Our son was diagnosed with a rare disease. We'd like to set up a foundation to raise money. What's the best approach?

Coping with the news that a child is seriously ill is difficult enough without worrying how to pay for it. However, creating a foundation might not be possible, for reasons we'll discuss. But there might be other ways to raise money for health-care costs.

Let's start with foundations. These are nonprofit organizations that accept contributions from individuals or corporations for the benefit of a cause, such as medical research for a specific illness, help for a specific region, or other things. Contributions are tax-deductible to the donors.

The catch: To be approved for nonprofit status by the IRS, which allows a foundation to accept tax-deductible contributions, the foundation can't be set up for the benefit of individual people, says Andrew Schulz, deputy general counsel of the Council on Foundations, an industry group for the nonprofit sector. "You can set up a foundation to provide assistance, but you can't limit it to one or just a small handful of people." In other words, if you were to go the foundation route, you would have to direct the funds toward a broader purpose, say, medical research for your child's disease or donations to the medical facility where he receives treatment.

And forming a foundation is no simple matter. Apart from obtaining nonprofit status — also known as 501(c)(3) status — from the IRS, you have to file annual reports with the department of state where the foundation is located, and in many states, with the attorney general, explains Jeffrey Hurwit, an attorney and nonprofit expert in Newton, Mass. A foundation needs to be incorporated and have a governing board and bylaws. And if it raises $25,000 a year or more from donations, it must file a tax return with the IRS. That's a lot of work, and often requires the help of a qualified attorney, according to Hurwit. (For more on how to establish a charitable organization, go to the IRS web site.)

As an alternative, Hurwit suggests establishing a fund in your child's name. That's as simple as opening a savings account or a trust fund designated for the benefit of your child. "If you really do have one person in mind, it will be a lot easier, simpler and cost-effective to accept funds on the basis of non-tax-deductible gifts," says Hurwit.

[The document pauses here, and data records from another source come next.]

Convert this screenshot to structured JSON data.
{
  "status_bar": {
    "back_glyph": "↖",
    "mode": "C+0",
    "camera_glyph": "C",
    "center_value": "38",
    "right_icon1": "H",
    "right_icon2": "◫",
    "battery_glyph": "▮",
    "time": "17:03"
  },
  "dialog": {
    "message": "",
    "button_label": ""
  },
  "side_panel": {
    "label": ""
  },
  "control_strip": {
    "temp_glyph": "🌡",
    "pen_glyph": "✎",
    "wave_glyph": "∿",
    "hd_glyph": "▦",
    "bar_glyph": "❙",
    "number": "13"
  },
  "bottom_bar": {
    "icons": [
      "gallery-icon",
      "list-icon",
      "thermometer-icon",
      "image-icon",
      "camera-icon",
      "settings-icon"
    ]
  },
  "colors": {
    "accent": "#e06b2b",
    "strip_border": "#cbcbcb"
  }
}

The bad news: Unlike a foundation, a fund doesn't provide a tax break for the donors. Now the good: Donations are considered gifts and are not taxable income to the beneficiary, according to Martin Nissenbaum, national director of personal income tax planning for Ernst & Young. (For the donor, the gift will trigger the gift-tax rules if it exceeds $11,000 in 2005, meaning that any dollar amount that's above that limit will reduce one's $1 million lifetime gift-tax exemption. (In contrast, contributions to 501(c)(3) charities don't trigger gift-tax issues.)

Here's another option: You could search for funding from already existing charitable organizations that target your particular need, recommends John Scales, vice president of development at the Texas Children's Hospital in Houston. "There have been foundations set up for almost everything, so it would certainly be wise to research what's already there," he says.

One helpful resource is GuideStar.org, which maintains a comprehensive online database of more than 1.5 million nonprofit organizations. You can search by keyword — such as the name of the disease — and get a list of charities that work in that area. You can also pull each organization's Form 990, filed annually with the IRS, for information on the amount of grants given out each year to other charities or individuals and the names of the organizations that have received the largest distributions. Those records are available free of charge, but a subscription is needed for access to more detailed reports or search capabilities.